Prerequisites: Audition Required: Sign up for an audition time on MPP website: www.mpp.music.columbia.edu Accepting NEW STUDENTS in FALL semester ONLY. All accepted MPP students must register for lessons and ensembles by the change-of-program deadline in order to be allowed to attend lessons that semester. Petitioning students must notify MPP staff prior to this deadline. Contact Music Performance Program at mpp@columbia.edu 

MUSI UN2030 Jewish Music of New York. 3 points.

Prerequisites: Music Humanities (Columbia University) or An Introduction to Music (Barnard).

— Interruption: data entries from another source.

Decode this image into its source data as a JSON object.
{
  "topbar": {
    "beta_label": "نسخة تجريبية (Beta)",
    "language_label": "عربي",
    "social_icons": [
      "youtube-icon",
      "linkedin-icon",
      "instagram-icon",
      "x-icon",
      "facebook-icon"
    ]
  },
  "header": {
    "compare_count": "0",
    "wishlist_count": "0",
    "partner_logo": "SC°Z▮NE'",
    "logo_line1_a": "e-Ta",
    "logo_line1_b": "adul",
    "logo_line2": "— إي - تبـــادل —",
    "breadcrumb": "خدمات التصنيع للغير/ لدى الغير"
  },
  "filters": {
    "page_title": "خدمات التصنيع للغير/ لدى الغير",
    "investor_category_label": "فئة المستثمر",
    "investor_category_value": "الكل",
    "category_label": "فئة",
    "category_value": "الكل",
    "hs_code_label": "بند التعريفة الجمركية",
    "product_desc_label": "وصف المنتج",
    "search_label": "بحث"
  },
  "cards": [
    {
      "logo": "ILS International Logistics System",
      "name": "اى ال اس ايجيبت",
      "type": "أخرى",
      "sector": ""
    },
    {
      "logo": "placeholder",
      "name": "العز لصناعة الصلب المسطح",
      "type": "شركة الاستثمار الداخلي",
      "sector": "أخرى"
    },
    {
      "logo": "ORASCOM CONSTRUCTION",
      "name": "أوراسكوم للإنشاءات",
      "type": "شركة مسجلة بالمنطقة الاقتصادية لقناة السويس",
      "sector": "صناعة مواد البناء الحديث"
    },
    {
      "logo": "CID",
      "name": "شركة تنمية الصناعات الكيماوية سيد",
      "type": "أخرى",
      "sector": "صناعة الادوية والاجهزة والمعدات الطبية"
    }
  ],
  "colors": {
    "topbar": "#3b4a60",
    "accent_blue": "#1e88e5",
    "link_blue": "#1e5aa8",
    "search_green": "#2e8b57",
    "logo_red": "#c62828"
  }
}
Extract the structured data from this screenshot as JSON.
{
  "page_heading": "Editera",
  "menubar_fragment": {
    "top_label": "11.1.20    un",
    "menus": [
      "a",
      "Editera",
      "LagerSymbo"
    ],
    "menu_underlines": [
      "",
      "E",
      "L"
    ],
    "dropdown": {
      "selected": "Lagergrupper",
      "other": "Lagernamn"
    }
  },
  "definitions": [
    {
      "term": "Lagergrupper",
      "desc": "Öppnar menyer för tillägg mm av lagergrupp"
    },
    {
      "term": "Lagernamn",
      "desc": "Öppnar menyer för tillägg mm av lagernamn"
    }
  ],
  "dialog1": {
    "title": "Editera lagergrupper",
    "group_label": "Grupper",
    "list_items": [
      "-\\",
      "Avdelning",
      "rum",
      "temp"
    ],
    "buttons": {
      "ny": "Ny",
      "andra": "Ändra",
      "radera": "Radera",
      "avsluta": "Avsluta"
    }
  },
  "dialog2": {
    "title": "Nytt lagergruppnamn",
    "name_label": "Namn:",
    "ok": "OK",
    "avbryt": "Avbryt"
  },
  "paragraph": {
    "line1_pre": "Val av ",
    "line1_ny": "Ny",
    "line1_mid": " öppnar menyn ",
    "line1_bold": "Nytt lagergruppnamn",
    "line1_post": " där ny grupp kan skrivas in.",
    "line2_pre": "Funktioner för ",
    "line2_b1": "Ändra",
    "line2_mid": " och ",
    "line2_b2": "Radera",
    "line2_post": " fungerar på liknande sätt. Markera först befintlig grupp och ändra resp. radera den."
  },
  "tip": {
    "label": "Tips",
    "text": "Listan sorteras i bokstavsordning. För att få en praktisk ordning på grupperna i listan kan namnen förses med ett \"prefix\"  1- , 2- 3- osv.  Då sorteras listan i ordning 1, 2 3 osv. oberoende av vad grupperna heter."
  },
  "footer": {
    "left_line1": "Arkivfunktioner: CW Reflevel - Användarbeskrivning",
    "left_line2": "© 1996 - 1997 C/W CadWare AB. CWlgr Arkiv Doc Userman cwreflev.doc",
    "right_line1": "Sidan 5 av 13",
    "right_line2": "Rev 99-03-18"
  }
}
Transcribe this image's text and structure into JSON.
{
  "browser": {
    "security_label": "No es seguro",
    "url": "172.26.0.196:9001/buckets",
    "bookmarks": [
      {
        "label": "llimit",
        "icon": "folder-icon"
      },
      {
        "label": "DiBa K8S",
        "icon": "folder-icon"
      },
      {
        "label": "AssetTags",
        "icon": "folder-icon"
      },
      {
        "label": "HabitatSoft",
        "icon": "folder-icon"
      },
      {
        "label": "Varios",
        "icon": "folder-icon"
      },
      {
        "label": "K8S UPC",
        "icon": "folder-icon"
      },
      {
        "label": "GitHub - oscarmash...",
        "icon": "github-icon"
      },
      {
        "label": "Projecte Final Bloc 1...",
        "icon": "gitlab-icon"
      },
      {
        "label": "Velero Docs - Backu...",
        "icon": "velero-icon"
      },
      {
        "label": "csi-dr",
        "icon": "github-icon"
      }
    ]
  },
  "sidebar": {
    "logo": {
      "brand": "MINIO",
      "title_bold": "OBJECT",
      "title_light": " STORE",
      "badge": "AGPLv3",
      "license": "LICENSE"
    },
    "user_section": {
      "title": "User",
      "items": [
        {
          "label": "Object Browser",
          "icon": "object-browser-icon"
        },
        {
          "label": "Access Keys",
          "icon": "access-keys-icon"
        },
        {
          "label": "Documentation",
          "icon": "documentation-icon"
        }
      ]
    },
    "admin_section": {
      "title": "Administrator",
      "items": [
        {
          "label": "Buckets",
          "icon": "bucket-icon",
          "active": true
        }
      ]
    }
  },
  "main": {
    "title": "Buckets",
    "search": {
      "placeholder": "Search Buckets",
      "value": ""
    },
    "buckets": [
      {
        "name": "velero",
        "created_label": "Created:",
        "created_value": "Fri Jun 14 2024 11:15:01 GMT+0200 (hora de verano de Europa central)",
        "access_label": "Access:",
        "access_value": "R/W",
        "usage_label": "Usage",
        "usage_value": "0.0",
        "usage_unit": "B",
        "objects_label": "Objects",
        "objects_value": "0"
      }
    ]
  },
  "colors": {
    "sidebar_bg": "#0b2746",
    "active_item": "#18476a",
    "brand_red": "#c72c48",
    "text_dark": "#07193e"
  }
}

With the arrival of the first Jewish immigrants in New York in the mid-1600s until today, Jewish music in the City has oscillated between preserving traditions and introducing innovative ideas. This course explores the variety of ways people have used music to describe, inscribe, symbolize, and editorialize their Jewish experience. Along these lines, it draws upon genres of art music, popular music, and non-Western traditions, as well as practices that synthesize various styles and genres, from hazzanut to hiphop. Diverse musical experiences will serve as a window to address wider questions of identity, memory, and dislocation. We will also experience the Jewish soundscape of New York’s dynamic and eclectic music culture by visiting various venues and meeting key players in today’s music scene, and thus engage in the ongoing dialogues that define Jewishness in New York. A basic familiarity with Judaism and Jewish culture is helpful for this course, but it is by no means required. You do not need to know Jewish history to take this class, nor do you need to be able to read music. Translations from Hebrew and Yiddish will be provided, and musical analysis will be well explained.

AHMM UN3320 MUSIC IN EAST ASIA. 3.00 points.

A topical approach to the concepts and practices of music in relation to other arts in the development of Asian civilizations

AHMM UN3321 Introduction To the Musics of India and West Asia. 3 points.

CC/GS/SEAS: Partial Fulfillment of Global Core Requirement

A topical approach to the concepts and practices of music in relation to other arts in the development of Asian civilizations.

MUSI GU4425 Sounding Islam. 3 points.

The objective of this course is to explore the relationship between sound, music and Islam and, in doing so, to focus on a philosophy of listening (sama‘) which is deeply embedded in the experiential. The course aims to analyze how sound and music directly or indirectly associated with Islam are produced, circulated, and listened to by a wide variety of audiences in local and transnational settings; to explore the ways in which multiple sonic dimensions of Islam have affected the public sphere in different historical moments and contexts (particular in relation to ideas about nationalism, secularism and modernity); and to examine the effect of these sonic dimensions on Muslim and non-Muslim listeners in a local and a transnational perspective.